According to the US Department of Agriculture, tariffs on unmanufactured tobacco would be increased from 10 per cent to 35 per cent, and duties on cigarettes and cigars would be raised from 25 per cent to 50 per cent, The News & Observer reported.
The proposed tariffs on tobacco would greatly impact North Carolina’s tobacco farmers. China is North Carolina's largest market for tobacco.
The value of the state’s tobacco leaf exports to China has also decreased in recent years, The News & Observer reported. In 2017, North Carolina exported more than USD 156 million (EUR 126 million) worth of leaf tobacco to China. This figure has decreased since 2015. According to US Census data, the state exported USD 166 million worth of leaf tobacco in 2016 and more than USD 184 in 2015.
There is still time to negotiate the tariffs, according to The News & Observer. These tariffs are proposed at the moment and will not go into effect until mid-May.

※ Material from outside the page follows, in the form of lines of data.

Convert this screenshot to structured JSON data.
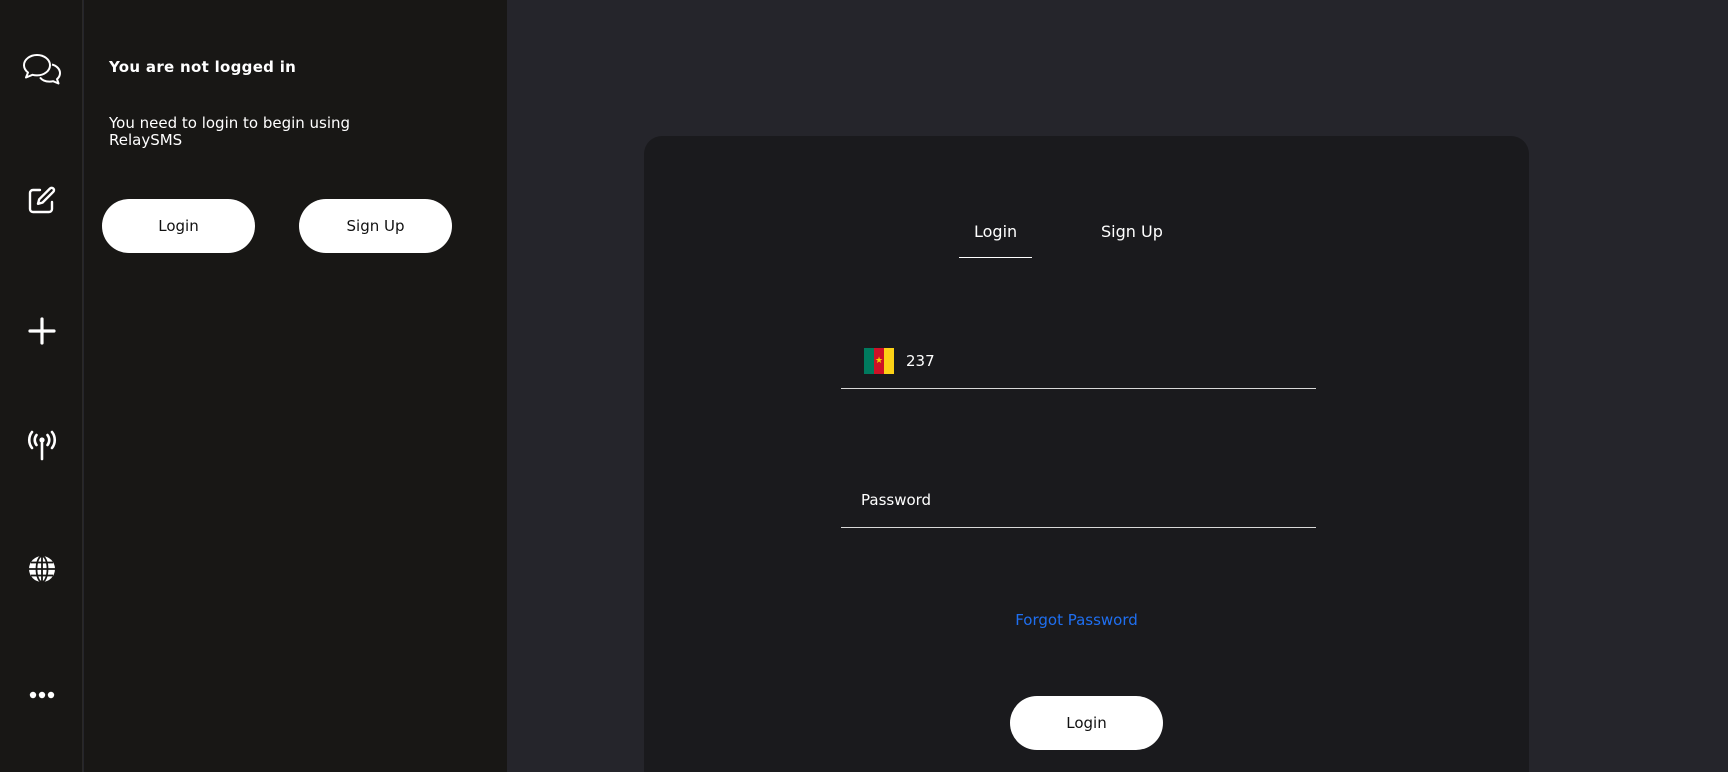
{
  "rail": {
    "items": [
      {
        "icon": "chat-icon",
        "name": "messages"
      },
      {
        "icon": "compose-icon",
        "name": "compose"
      },
      {
        "icon": "plus-icon",
        "name": "add"
      },
      {
        "icon": "antenna-icon",
        "name": "gateway"
      },
      {
        "icon": "globe-icon",
        "name": "language"
      },
      {
        "icon": "more-icon",
        "name": "more"
      }
    ]
  },
  "sidebar": {
    "title": "You are not logged in",
    "message": "You need to login to begin using RelaySMS",
    "login_label": "Login",
    "signup_label": "Sign Up"
  },
  "auth": {
    "tabs": [
      {
        "label": "Login",
        "active": true
      },
      {
        "label": "Sign Up",
        "active": false
      }
    ],
    "phone": {
      "country_code": "237",
      "flag_colors": [
        "#007a5e",
        "#ce1126",
        "#fcd116"
      ]
    },
    "password": {
      "placeholder": "Password"
    },
    "forgot_label": "Forgot Password",
    "submit_label": "Login"
  },
  "colors": {
    "background": "#25252b",
    "sidebar": "#181715",
    "card": "#1a1a1d",
    "link": "#1f6ff0",
    "button": "#ffffff"
  }
}
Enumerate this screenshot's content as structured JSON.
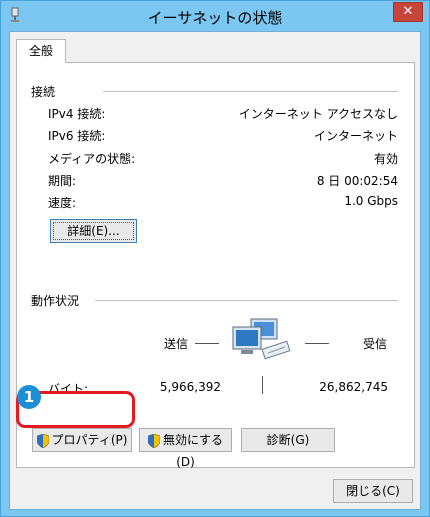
{
  "window": {
    "title": "イーサネットの状態",
    "close_symbol": "✕"
  },
  "tab": {
    "label": "全般"
  },
  "connection": {
    "section_title": "接続",
    "rows": [
      {
        "label": "IPv4 接続:",
        "value": "インターネット アクセスなし"
      },
      {
        "label": "IPv6 接続:",
        "value": "インターネット"
      },
      {
        "label": "メディアの状態:",
        "value": "有効"
      },
      {
        "label": "期間:",
        "value": "8 日 00:02:54"
      },
      {
        "label": "速度:",
        "value": "1.0 Gbps"
      }
    ],
    "details_button": "詳細(E)..."
  },
  "activity": {
    "section_title": "動作状況",
    "sent_label": "送信",
    "received_label": "受信",
    "bytes_label": "バイト:",
    "bytes_sent": "5,966,392",
    "bytes_received": "26,862,745"
  },
  "buttons": {
    "properties": "プロパティ(P)",
    "disable": "無効にする(D)",
    "diagnose": "診断(G)",
    "close": "閉じる(C)"
  },
  "annotation": {
    "badge": "1"
  },
  "colors": {
    "frame": "#7cc7f2",
    "highlight": "#e21b22",
    "badge": "#1b8ed6"
  },
  "icons": [
    "network-status-icon",
    "shield-icon",
    "network-computers-icon"
  ]
}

Zippy Duvall, president of the American Farm Bureau Federation, said China and the US should “produce an agreement that serves the interests of the world’s two largest economies,” according to the report.